### [Problem requirements]
Look for the string "text" in the material below. Copy every line where you find it.

### [Provided entries]
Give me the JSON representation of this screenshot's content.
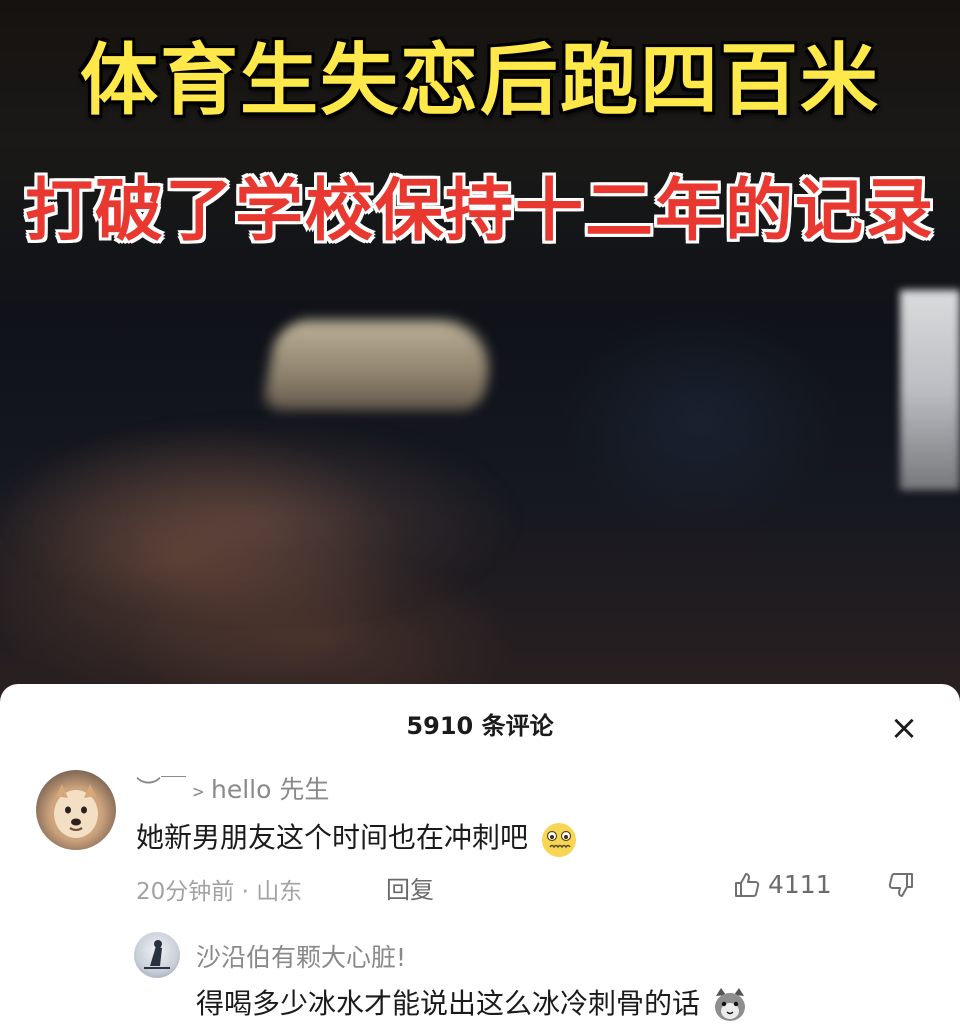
{
  "video": {
    "headline_line1": "体育生失恋后跑四百米",
    "headline_line2": "打破了学校保持十二年的记录",
    "headline_line1_color": "#ffe84a",
    "headline_line2_color": "#e8382f"
  },
  "comments_panel": {
    "title": "5910 条评论",
    "close_label": "×",
    "comments": [
      {
        "username": "︶￣﹥hello 先生",
        "text": "她新男朋友这个时间也在冲刺吧",
        "emoji": "shy-face-emoji",
        "time_location": "20分钟前 · 山东",
        "reply_label": "回复",
        "like_count": "4111"
      },
      {
        "username": "沙沿伯有颗大心脏!",
        "text": "得喝多少冰水才能说出这么冰冷刺骨的话",
        "emoji": "cat-face-emoji"
      }
    ]
  },
  "icons": {
    "like": "thumbs-up-icon",
    "dislike": "thumbs-down-icon",
    "close": "close-icon"
  }
}
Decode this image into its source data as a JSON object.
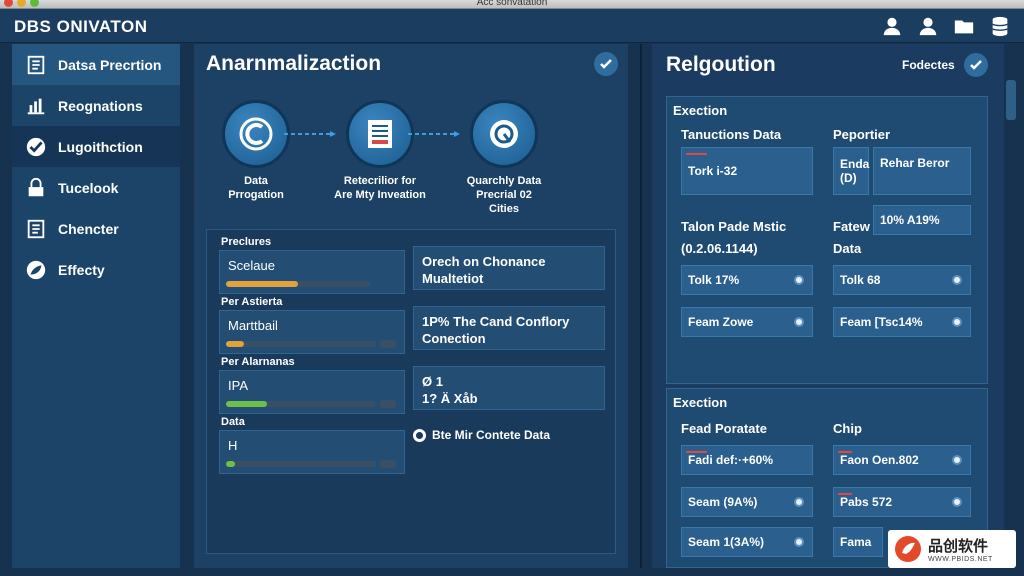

### [Answer space]
        "text": "她新男朋友这个时间也在冲刺吧",
        "text": "得喝多少冰水才能说出这么冰冷刺骨的话",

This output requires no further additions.